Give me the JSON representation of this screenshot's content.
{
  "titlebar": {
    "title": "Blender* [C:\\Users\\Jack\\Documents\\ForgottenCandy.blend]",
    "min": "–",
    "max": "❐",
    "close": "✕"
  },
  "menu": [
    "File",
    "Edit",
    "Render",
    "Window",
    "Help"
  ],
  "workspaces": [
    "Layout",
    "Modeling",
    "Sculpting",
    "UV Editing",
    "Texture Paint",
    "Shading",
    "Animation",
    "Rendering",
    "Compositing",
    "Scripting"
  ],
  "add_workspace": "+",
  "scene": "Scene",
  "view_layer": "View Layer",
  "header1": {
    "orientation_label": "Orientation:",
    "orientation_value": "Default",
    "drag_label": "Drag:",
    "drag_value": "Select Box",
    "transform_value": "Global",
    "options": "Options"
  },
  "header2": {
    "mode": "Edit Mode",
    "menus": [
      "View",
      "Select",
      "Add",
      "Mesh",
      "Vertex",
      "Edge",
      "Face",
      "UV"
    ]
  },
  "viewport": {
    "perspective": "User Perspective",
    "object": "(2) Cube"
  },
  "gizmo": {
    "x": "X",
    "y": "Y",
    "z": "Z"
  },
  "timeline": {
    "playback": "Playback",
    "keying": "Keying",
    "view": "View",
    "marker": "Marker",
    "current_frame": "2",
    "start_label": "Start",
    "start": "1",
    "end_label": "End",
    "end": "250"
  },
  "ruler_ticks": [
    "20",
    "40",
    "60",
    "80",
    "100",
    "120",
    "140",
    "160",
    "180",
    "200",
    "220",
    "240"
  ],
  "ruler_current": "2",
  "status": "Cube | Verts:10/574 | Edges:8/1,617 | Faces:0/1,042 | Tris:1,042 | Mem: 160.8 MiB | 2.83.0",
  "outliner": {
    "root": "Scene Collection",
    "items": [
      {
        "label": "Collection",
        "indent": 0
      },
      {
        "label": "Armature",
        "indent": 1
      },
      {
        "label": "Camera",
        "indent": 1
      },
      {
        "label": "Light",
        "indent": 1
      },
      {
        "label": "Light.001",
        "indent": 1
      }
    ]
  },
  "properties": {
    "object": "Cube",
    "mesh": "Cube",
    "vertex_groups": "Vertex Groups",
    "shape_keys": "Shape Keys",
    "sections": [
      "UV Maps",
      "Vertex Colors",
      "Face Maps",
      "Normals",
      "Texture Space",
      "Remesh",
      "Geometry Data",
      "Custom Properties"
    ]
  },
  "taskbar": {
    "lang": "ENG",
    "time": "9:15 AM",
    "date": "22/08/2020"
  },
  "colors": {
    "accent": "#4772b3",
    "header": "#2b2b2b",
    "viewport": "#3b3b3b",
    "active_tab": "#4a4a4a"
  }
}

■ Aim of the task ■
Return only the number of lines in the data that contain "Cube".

■ Solution for this task ■
4